Using Grist as a primary datastore for a website/app will not by itself get you flagged/banned. Bad scenarios that lead to problems are when a creator makes a site/app, then leaves it unmonitored. Eventually something starts to give, and we need to take action. Actions we take include communicating with the owner of the document, or quarantining the document to limit its impact on others while continuing to provide service.
For how many records are too many - our best effort at answering this is Limits - Grist Help Center.
Writes to a Grist document are serialized. If two requests attempt to change one cell, then one request will be honored first, and then the other will overwrite it. Not sure if that answers your question - let me know if you have a different kind of conflict in mind.
There isn’t a specific TTL feature on records. If you were willing to do it manually, you could periodically filter records and delete them in bulk. That could also be automated via scripting. But I definitely see the value of an easy-to-use feature here.
As you found, individual Grist documents are stored as individual SQLite databases.

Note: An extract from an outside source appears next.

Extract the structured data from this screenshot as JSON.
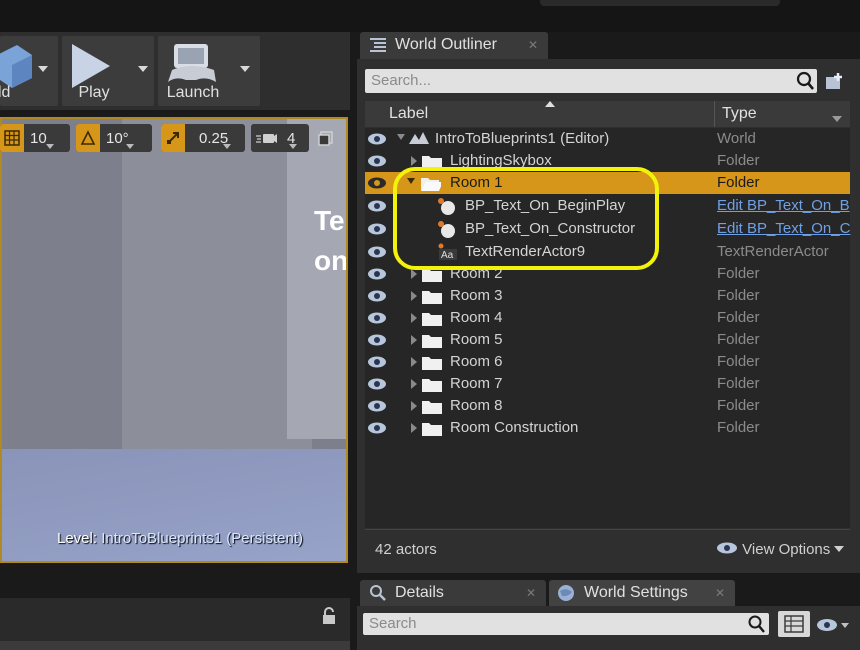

For pros and cons, I’d say Grist isn’t optimized for your use case (yet) so there’d be a lot to be said for a service tailored to you. Pay particular attention to our API limits Limits - Grist Help Center. If you have a busy site, api calls could start returning a “try again later” code to some users, which isn’t great. Also, our API also doesn’t yet offer authentication mechanisms tailored to user from a browser.